TASK DIRECTIONS => With the pictures left aside, write out the entries that follow exactly.

(Items listed in a dataset)
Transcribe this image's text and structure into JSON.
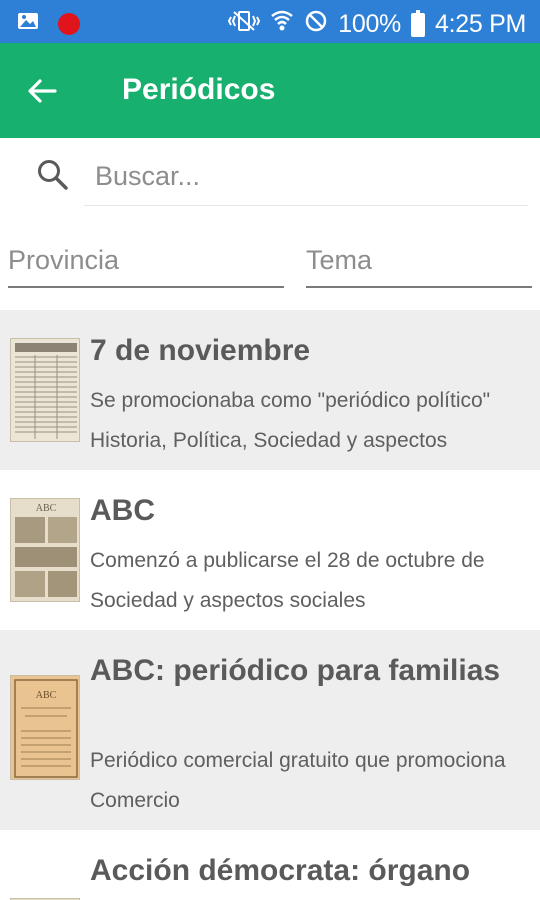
{
  "status_bar": {
    "battery": "100%",
    "time": "4:25 PM",
    "left_icons": [
      "gallery-icon",
      "record-icon"
    ],
    "right_icons": [
      "vibrate-icon",
      "wifi-icon",
      "do-not-disturb-icon",
      "battery-icon"
    ]
  },
  "app_bar": {
    "title": "Periódicos",
    "color": "#17b06e"
  },
  "search": {
    "placeholder": "Buscar...",
    "value": ""
  },
  "filters": {
    "provincia": "Provincia",
    "tema": "Tema"
  },
  "items": [
    {
      "title": "7 de noviembre",
      "description": "Se promocionaba como \"periódico político\"",
      "tags": "Historia, Política, Sociedad y aspectos"
    },
    {
      "title": "ABC",
      "description": "Comenzó a publicarse el 28 de octubre de",
      "tags": "Sociedad y aspectos sociales"
    },
    {
      "title": "ABC: periódico para familias",
      "description": "Periódico comercial gratuito que promociona",
      "tags": "Comercio"
    },
    {
      "title": "Acción démocrata: órgano",
      "description": "",
      "tags": ""
    }
  ],
  "colors": {
    "status_bar": "#2e7fd6",
    "app_bar": "#17b06e",
    "row_shaded": "#eeeeee"
  }
}
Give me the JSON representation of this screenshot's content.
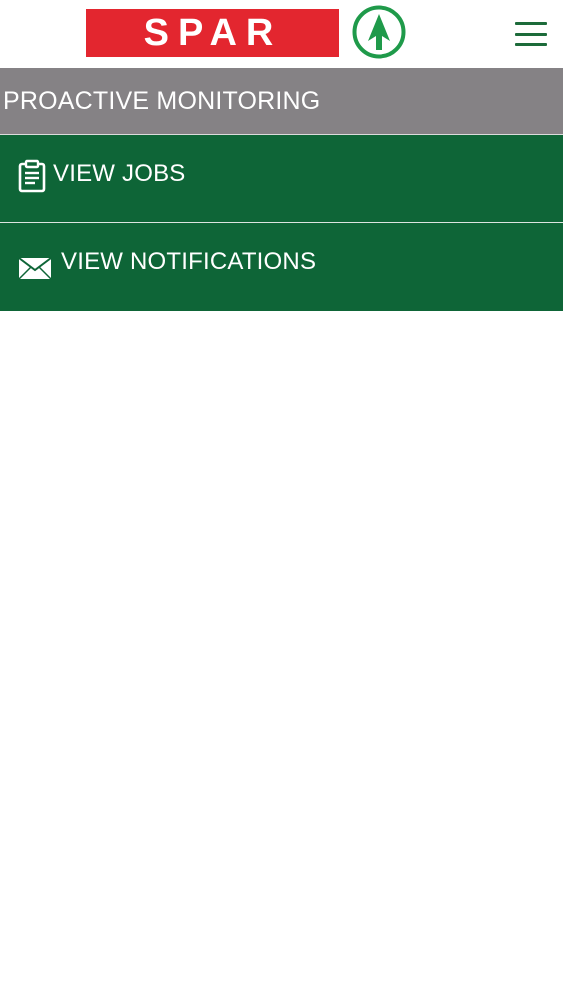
{
  "header": {
    "brand_wordmark": "SPAR",
    "logo_icon": "spar-tree-icon",
    "menu_icon": "hamburger-menu-icon"
  },
  "section": {
    "title": "PROACTIVE MONITORING"
  },
  "menu": {
    "items": [
      {
        "label": "VIEW JOBS",
        "icon": "clipboard-icon"
      },
      {
        "label": "VIEW NOTIFICATIONS",
        "icon": "envelope-icon"
      }
    ]
  },
  "colors": {
    "brand_red": "#e3262f",
    "brand_green": "#1d6b3a",
    "menu_green": "#0e6537",
    "section_gray": "#858285",
    "text_white": "#ffffff"
  }
}
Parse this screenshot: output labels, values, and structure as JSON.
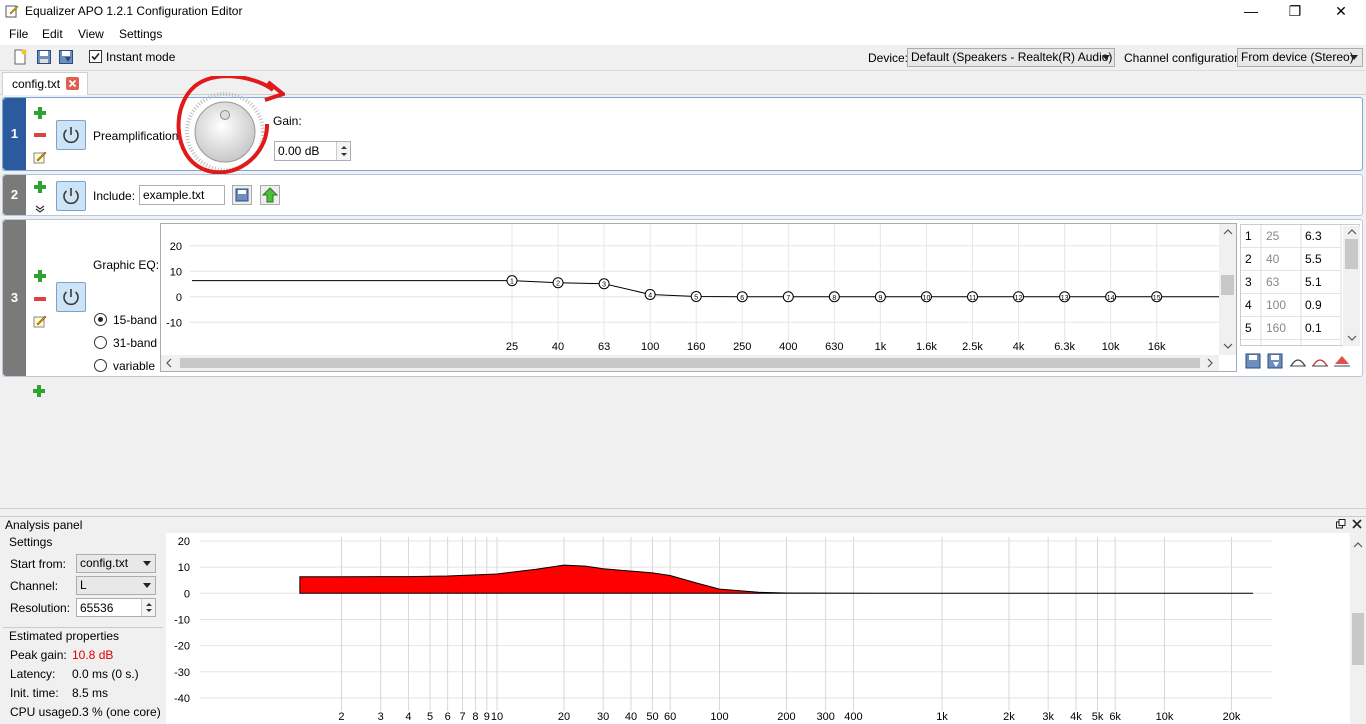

RESULT =>
Transcribe this image's text and structure into JSON.
{
  "status_bar": {
    "battery": "100%",
    "time": "4:25 PM",
    "left_icons": [
      "gallery-icon",
      "record-icon"
    ],
    "right_icons": [
      "vibrate-icon",
      "wifi-icon",
      "do-not-disturb-icon",
      "battery-icon"
    ]
  },
  "app_bar": {
    "title": "Periódicos",
    "color": "#17b06e"
  },
  "search": {
    "placeholder": "Buscar...",
    "value": ""
  },
  "filters": {
    "provincia": "Provincia",
    "tema": "Tema"
  },
  "items": [
    {
      "title": "7 de noviembre",
      "description": "Se promocionaba como \"periódico político\"",
      "tags": "Historia, Política, Sociedad y aspectos"
    },
    {
      "title": "ABC",
      "description": "Comenzó a publicarse el 28 de octubre de",
      "tags": "Sociedad y aspectos sociales"
    },
    {
      "title": "ABC: periódico para familias",
      "description": "Periódico comercial gratuito que promociona",
      "tags": "Comercio"
    },
    {
      "title": "Acción démocrata: órgano",
      "description": "",
      "tags": ""
    }
  ],
  "colors": {
    "status_bar": "#2e7fd6",
    "app_bar": "#17b06e",
    "row_shaded": "#eeeeee"
  }
}
Give me the JSON representation of this screenshot's content.
{
  "header": {
    "brand_wordmark": "SPAR",
    "logo_icon": "spar-tree-icon",
    "menu_icon": "hamburger-menu-icon"
  },
  "section": {
    "title": "PROACTIVE MONITORING"
  },
  "menu": {
    "items": [
      {
        "label": "VIEW JOBS",
        "icon": "clipboard-icon"
      },
      {
        "label": "VIEW NOTIFICATIONS",
        "icon": "envelope-icon"
      }
    ]
  },
  "colors": {
    "brand_red": "#e3262f",
    "brand_green": "#1d6b3a",
    "menu_green": "#0e6537",
    "section_gray": "#858285",
    "text_white": "#ffffff"
  }
}
Parse this screenshot: output labels, values, and structure as JSON.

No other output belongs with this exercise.